I hate it. I hate it. It chews me up every day. [Laughs] No, I'm really enjoying it. I like Ryan a lot. I felt – from my point of view, and I hope it's reciprocated – I felt an understanding quite early on with him. Just the way he greets people. It's very friendly. It's very normal. I'm sure he must have some nerves about this, but it's not that kind of nerviness that manifests as a weirdness, or whatever. He's a young guy doing very well, but he's a hugger, you know? So, he's a nice, warm guy.

And I think the Marvel people are good as well, from my time in Captain America. I'm doing more in this than I did in Captain America, so I'm getting more of a handle on it. But everyone here seems very decent. That's the truth of it. It's a big, big film and it's a big, big universe, but people, I think, try to make it as normal and as down-to-earth as possible. I always believe in a trickle-down thing, that the production takes its cues from that, I think. And it does feel quite familial, actually. It does feel quite close. It's really nice.

Let's talk a bit more about the scenes that you were shooting. It's one line of dialogue but it doesn't seem that maybe T'Challa trusts Ross all that much.

Yeah, I think they're both kind of feeling each other out at this point. I think until it really hits the fan and you see what side they're on, they are kind of sussing each other out.

Is part of that just Wakanda being new to the world stage?
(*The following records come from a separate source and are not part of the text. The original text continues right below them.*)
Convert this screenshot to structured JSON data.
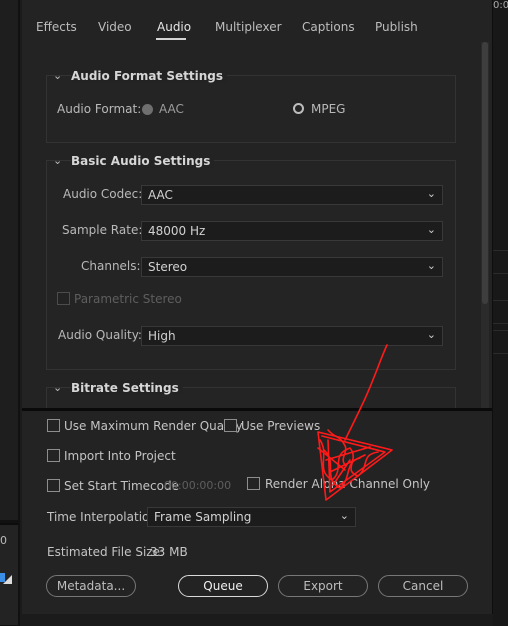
{
  "left_strip": {
    "value": "0"
  },
  "right_strip": {
    "timecode": "0:0"
  },
  "tabs": [
    "Effects",
    "Video",
    "Audio",
    "Multiplexer",
    "Captions",
    "Publish"
  ],
  "active_tab": "Audio",
  "audio_format": {
    "title": "Audio Format Settings",
    "label": "Audio Format:",
    "options": [
      "AAC",
      "MPEG"
    ],
    "selected": "AAC"
  },
  "basic_audio": {
    "title": "Basic Audio Settings",
    "codec_label": "Audio Codec:",
    "codec": "AAC",
    "sample_rate_label": "Sample Rate:",
    "sample_rate": "48000 Hz",
    "channels_label": "Channels:",
    "channels": "Stereo",
    "parametric_label": "Parametric Stereo",
    "quality_label": "Audio Quality:",
    "quality": "High"
  },
  "bitrate": {
    "title": "Bitrate Settings"
  },
  "bottom": {
    "max_render": "Use Maximum Render Quality",
    "use_previews": "Use Previews",
    "import_project": "Import Into Project",
    "set_start_timecode": "Set Start Timecode",
    "timecode_value": "00:00:00:00",
    "render_alpha": "Render Alpha Channel Only",
    "time_interp_label": "Time Interpolation:",
    "time_interp": "Frame Sampling",
    "file_size_label": "Estimated File Size:",
    "file_size": "33 MB"
  },
  "buttons": {
    "metadata": "Metadata...",
    "queue": "Queue",
    "export": "Export",
    "cancel": "Cancel"
  },
  "colors": {
    "annotation": "#ff1a1a",
    "accent": "#dadada"
  }
}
Yeah, and I think, again, because of Ross's job – he's not a social worker, he deals on the hawkish side of things by nature – that he doesn't want to particularly give ground. And T'Challa's a king, and he's not used to giving ground. So it's perfect, ripe soil for that thing of people going, "Who the hell are you?" and then slowly working their way towards an understanding.

Being the literal outsider amongst all of the Wakandans, is there anything in particular that you have to do to develop the character, where you're developing these relationships with them as actors, but as characters they are all already over here and you're hopping in?

Yeah. I am the American – you know I'm not American, I'm playing the American in the story. So, I think even more than the racial thing, actually, it's the country thing. I am the Western American CIA guy, and I'm in Africa, in a country that no one else knows about, and it's a very tight-knit, insular community. That's how they've managed to do so well, 'cause they've kept it all to themselves. Which is another kind of interesting part, I think, of the politics of the show. Show? It is a film, isn't it. Is this a series? I can't remember. Episode four.

So I think that's always interesting to be in, because at some point, inevitably, what you're playing feeds back into the dynamic of who's playing it. Suffice to say, I'm not being bullied, it's okay. It's lovely. It's very friendly. But you're always aware that this character is slightly outside of it. He's trying to find his way in without ingratiating himself, without trying to go, "Hey, let me be your friend." Because, again, he's not that guy. He would survive without friends, definitely, but he's trying to understand the world he's in. And they are very, very, slowly, some more than others, very suspiciously letting him in drip by drip. I think when he proves some form of usefulness, of course then that's a quid-pro-quo thing that, you know, he's not a free passenger, that he can actually bring something to the party.